- If you are unable to pull yourself up onto the ice, use your water soaked clothes to your advantage and place your arms onto the top of the ice surface and hold them there as long as you can. In cold conditions many times your clothes will freeze to the icy surface and can help hold you in place with your head above water, even if you are unconscious. Also, try using the chin part of your helmet to help hold you onto the edge of the ice to give you a break from swimming.
- If you are wearing a helmet, open the shield or try to remove it, full face helmets will collect water and even if your head is above water it may take up to a minute for the water to drain from your helmet.
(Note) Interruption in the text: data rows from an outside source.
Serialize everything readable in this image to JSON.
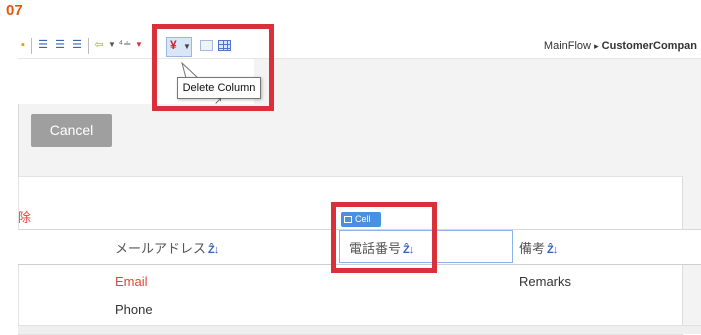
{
  "step_label": "07",
  "breadcrumb": {
    "parent": "MainFlow",
    "separator": "▸",
    "current": "CustomerCompan"
  },
  "tooltip": "Delete Column",
  "cancel_label": "Cancel",
  "delete_label": "除",
  "cell_badge": "Cell",
  "columns": [
    {
      "label": "メールアドレス",
      "sort_icon": "sort-az-icon"
    },
    {
      "label": "電話番号",
      "sort_icon": "sort-az-icon"
    },
    {
      "label": "備考",
      "sort_icon": "sort-az-icon"
    }
  ],
  "rows": [
    {
      "email": "Email",
      "remarks": "Remarks"
    },
    {
      "email": "Phone"
    }
  ],
  "colors": {
    "highlight": "#d9303a",
    "step": "#e8550c",
    "badge": "#4a90e2",
    "email_text": "#e0463a"
  }
}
Driving on ice
The DNR recommends staying off any ice that is less than four inches thick. Snowmobiles are safe from five to seven inches, cars are from eight to 12, and trucks are safe from 12 inches and more, the DNR says.
Don’t drive on the ice if you can possibly avoid it. If you must, follow these safety tips:
- Stay off the ice at night, especially during a snowfall or foggy conditions. If that’s unavoidable, be extremely cautious and drive slowly since holes can open up quickly.
- Roll a window down and unlock doors or keep a door slightly ajar to speed escape.
- Don’t wear a life vest while riding inside a vehicle. The extra bulk could hamper your escape through a window.
- Don’t go back into a partially submerged vehicle to retrieve equipment or other belongings.
If your car or truck breaks through the ice:
- Immediately attempt to escape through a door or side window. The vehicle will stay afloat for a few seconds to a few minutes.
- If windows and doors won’t open, try to kick out a side window.
- If the car begins to sink, find the door handle and keep trying to get a door or window open. As water fills the vehicle it should become somewhat easier to open a door.
- Push open the door and exit the vehicle. Your vehicle may have landed on its roof. To get your bearings, let your natural buoyancy guide you as you swim toward the surface.
More tips can be found at dnr.wi.gov by searching “outdoor recreation” or “ice safety.”